[Exercise goal]: Would you please write out every record exactly?

Top of Working data

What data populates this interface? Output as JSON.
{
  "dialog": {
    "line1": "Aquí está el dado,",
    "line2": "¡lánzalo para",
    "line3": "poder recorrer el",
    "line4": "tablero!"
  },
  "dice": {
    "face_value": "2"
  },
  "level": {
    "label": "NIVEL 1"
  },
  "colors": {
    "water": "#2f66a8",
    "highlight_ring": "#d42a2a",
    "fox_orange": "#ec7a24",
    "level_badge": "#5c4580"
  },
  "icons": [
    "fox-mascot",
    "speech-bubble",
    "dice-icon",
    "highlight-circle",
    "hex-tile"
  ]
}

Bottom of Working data

[Task solution]:
What data populates this interface? Output as JSON.
{
  "dialog": {
    "line1": "Aquí está el dado,",
    "line2": "¡lánzalo para",
    "line3": "poder recorrer el",
    "line4": "tablero!"
  },
  "dice": {
    "face_value": "2"
  },
  "level": {
    "label": "NIVEL 1"
  },
  "colors": {
    "water": "#2f66a8",
    "highlight_ring": "#d42a2a",
    "fox_orange": "#ec7a24",
    "level_badge": "#5c4580"
  },
  "icons": [
    "fox-mascot",
    "speech-bubble",
    "dice-icon",
    "highlight-circle",
    "hex-tile"
  ]
}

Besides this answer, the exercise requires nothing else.